Outlier analysis in data mining identifies and examines data points that significantly differ from the rest of the dataset. An outlier represents a data point that significantly deviates from the typical pattern or behavior of the dataset.

This article will take you through the concepts, techniques, practical applications, and a code example of outlier analysis in data mining.

An outlier is an observation that appears to deviate markedly from other observations in the sample. Understanding outliers is critical in data mining, as they can provide insights into data that are not immediately apparent.

## Types of Outliers

**Global Outliers:**These are data points that are extreme compared to the whole data distribution.**Contextual Outliers:**These outliers depend on the context of the data and may not necessarily be outliers in a different context.**Collective Outliers:**A collection of data points collectively deviate significantly from the entire data set.

## Methods of Outlier Analysis

**Statistical Methods**

**Z-Score**

The Z-Score represents how many standard deviations an element is from the mean. A Z-Score greater than 2 in absolute value is generally considered an outlier.

**IQR (Interquartile Range)**

IQR is the range between the first and third quartiles. Anything outside this range could be considered an outlier.

**Machine Learning Methods**

**Isolation Forest**

Isolation Forest is an algorithm to detect outliers.

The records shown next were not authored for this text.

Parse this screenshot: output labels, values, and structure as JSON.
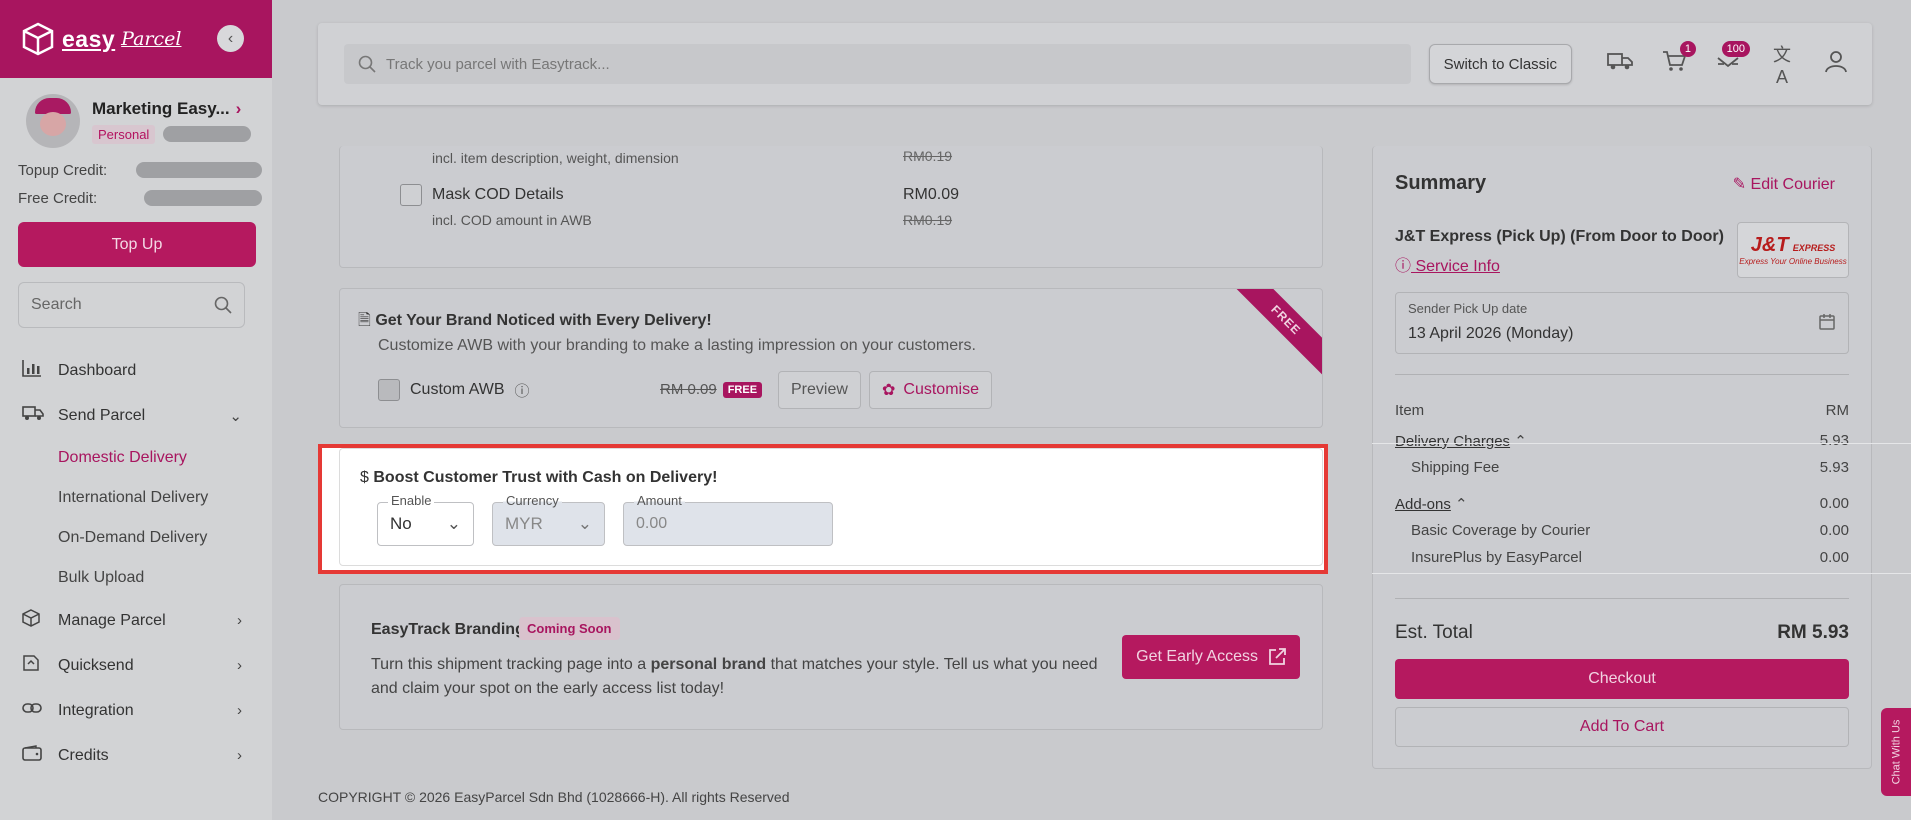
{
  "brand": {
    "word1": "easy",
    "word2": "Parcel"
  },
  "profile": {
    "name": "Marketing Easy...",
    "type": "Personal"
  },
  "credits": {
    "topup_label": "Topup Credit:",
    "free_label": "Free Credit:",
    "topup_button": "Top Up"
  },
  "sidebar_search": {
    "placeholder": "Search"
  },
  "nav": {
    "dashboard": "Dashboard",
    "send_parcel": "Send Parcel",
    "domestic": "Domestic Delivery",
    "international": "International Delivery",
    "ondemand": "On-Demand Delivery",
    "bulk": "Bulk Upload",
    "manage": "Manage Parcel",
    "quicksend": "Quicksend",
    "integration": "Integration",
    "credits": "Credits"
  },
  "topbar": {
    "track_placeholder": "Track you parcel with Easytrack...",
    "switch_label": "Switch to Classic",
    "cart_count": "1",
    "notif_count": "100"
  },
  "addons": {
    "row1_sub": "incl. item description, weight, dimension",
    "row1_price_strike": "RM0.19",
    "row2_label": "Mask COD Details",
    "row2_sub": "incl. COD amount in AWB",
    "row2_price": "RM0.09",
    "row2_price_strike": "RM0.19"
  },
  "branding": {
    "title": "Get Your Brand Noticed with Every Delivery!",
    "desc": "Customize AWB with your branding to make a lasting impression on your customers.",
    "custom_awb": "Custom AWB",
    "price_strike": "RM 0.09",
    "free": "FREE",
    "preview": "Preview",
    "customise": "Customise",
    "ribbon": "FREE"
  },
  "cod": {
    "title": "Boost Customer Trust with Cash on Delivery!",
    "enable_label": "Enable",
    "enable_value": "No",
    "currency_label": "Currency",
    "currency_value": "MYR",
    "amount_label": "Amount",
    "amount_placeholder": "0.00"
  },
  "easytrack": {
    "title": "EasyTrack Branding",
    "badge": "Coming Soon",
    "desc_pre": "Turn this shipment tracking page into a ",
    "desc_bold": "personal brand",
    "desc_post": " that matches your style. Tell us what you need and claim your spot on the early access list today!",
    "button": "Get Early Access"
  },
  "footer": "COPYRIGHT © 2026 EasyParcel Sdn Bhd (1028666-H). All rights Reserved",
  "summary": {
    "title": "Summary",
    "edit_courier": "Edit Courier",
    "courier_name": "J&T Express (Pick Up) (From Door to Door)",
    "service_info": "Service Info",
    "logo_text": "J&T",
    "logo_sub": "EXPRESS",
    "logo_tagline": "Express Your Online Business",
    "pickup_label": "Sender Pick Up date",
    "pickup_value": "13 April 2026 (Monday)",
    "item_label": "Item",
    "item_unit": "RM",
    "delivery_label": "Delivery Charges",
    "delivery_value": "5.93",
    "shipping_label": "Shipping Fee",
    "shipping_value": "5.93",
    "addons_label": "Add-ons",
    "addons_value": "0.00",
    "basic_label": "Basic Coverage by Courier",
    "basic_value": "0.00",
    "insure_label": "InsurePlus by EasyParcel",
    "insure_value": "0.00",
    "total_label": "Est. Total",
    "total_value": "RM 5.93",
    "checkout": "Checkout",
    "add_to_cart": "Add To Cart"
  },
  "chat": "Chat With Us"
}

It isolates anomalies instead of profiling normal data points.

**One-Class SVM**

One-Class SVM is used for novelty detection, identifying new observations that deviate from the training data.

**Clustering Techniques**

**K-Means Clustering**

Outliers can be recognized if they are grouped into sparse or lone clusters.

**Hierarchical Clustering**

Based on the dendrogram's structure, this method finds outliers.

**Distance-Based Approaches**

**KNN**

Data points with a small number of close neighbors are identified using the k-Nearest Neighbours (k-NN) method.

**DBSCAN**

Data points are grouped according to their density in DBSCAN (Density-Based Spatial Clustering of Applications with Noise), which also identifies noise (outliers).